When Carruthers, a low-grade civil servant, accepts an invitation from his sometime friend Davies to go on a sailing holiday in the Baltic ocean, the last thing he expects to be drawn into is an international web of deceit, espionage, and riddle solving. But that is exactly what he gets.
Released a decade before the outbreak of the First World War, The Riddle of the Sands inspired a generation of spy and thriller novelists, including John le Carré, John Buchan, and Geoffrey Household.
It heightened public concerns regarding Britain’s military unpreparedness and ominously presaged the conflict between the nations – as well as being a ripping good yarn.
- A forerunner of the spy and thriller genre.
- Childers features as the scarcely disguised Davies.
- Page-turning tour de force.
Reminds me of scene in 'Riddle of the Sands' where the 2 protagonists walk on a sandbank at night - for exercise!! https://t.co/3pTR84qJFv

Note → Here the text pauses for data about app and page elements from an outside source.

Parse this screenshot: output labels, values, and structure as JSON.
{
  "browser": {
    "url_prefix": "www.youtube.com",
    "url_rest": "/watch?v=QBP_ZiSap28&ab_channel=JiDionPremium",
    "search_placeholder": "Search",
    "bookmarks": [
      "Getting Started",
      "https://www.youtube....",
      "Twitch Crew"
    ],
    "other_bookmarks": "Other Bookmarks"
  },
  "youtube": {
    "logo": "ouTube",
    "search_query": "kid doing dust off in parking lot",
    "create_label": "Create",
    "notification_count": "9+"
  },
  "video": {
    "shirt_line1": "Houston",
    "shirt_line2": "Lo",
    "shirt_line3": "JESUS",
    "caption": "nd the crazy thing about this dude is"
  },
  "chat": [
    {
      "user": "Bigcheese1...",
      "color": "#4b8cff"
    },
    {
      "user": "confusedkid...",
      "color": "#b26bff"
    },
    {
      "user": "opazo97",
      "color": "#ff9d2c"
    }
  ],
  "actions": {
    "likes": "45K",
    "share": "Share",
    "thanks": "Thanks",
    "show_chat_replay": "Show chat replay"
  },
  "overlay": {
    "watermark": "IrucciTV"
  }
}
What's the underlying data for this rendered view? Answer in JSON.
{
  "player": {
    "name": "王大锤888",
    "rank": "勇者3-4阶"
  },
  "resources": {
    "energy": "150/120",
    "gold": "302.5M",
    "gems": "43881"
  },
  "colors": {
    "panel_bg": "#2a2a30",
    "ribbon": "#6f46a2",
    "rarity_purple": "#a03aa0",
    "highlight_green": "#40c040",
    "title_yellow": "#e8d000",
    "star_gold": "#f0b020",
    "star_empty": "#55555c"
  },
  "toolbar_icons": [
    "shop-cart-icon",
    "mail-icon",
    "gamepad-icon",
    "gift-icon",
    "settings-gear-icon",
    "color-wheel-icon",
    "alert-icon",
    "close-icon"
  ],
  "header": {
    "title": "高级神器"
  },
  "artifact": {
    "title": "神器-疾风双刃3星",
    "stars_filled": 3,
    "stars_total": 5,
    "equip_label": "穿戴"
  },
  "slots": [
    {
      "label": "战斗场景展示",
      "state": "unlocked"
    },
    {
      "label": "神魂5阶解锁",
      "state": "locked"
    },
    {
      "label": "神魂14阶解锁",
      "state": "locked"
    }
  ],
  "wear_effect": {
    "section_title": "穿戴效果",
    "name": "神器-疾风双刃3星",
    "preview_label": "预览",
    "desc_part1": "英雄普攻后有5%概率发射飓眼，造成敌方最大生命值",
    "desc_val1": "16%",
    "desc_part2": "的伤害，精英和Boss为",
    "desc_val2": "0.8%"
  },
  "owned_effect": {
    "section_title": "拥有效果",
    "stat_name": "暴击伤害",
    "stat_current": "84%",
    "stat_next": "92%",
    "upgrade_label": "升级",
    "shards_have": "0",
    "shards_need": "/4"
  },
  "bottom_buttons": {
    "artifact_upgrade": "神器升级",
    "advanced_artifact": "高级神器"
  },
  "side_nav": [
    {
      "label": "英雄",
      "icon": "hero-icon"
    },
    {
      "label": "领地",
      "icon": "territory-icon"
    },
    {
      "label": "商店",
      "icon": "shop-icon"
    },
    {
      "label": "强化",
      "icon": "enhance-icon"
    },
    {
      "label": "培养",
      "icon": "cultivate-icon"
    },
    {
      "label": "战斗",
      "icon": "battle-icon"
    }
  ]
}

Reminds me of scene in 'Riddle of the Sands' where the 2 protagonists walk on a sandbank at night - for exercise!! https://t.co/3pTR84qJFv— The North Beyond (@PMScrayfield) July 8, 2016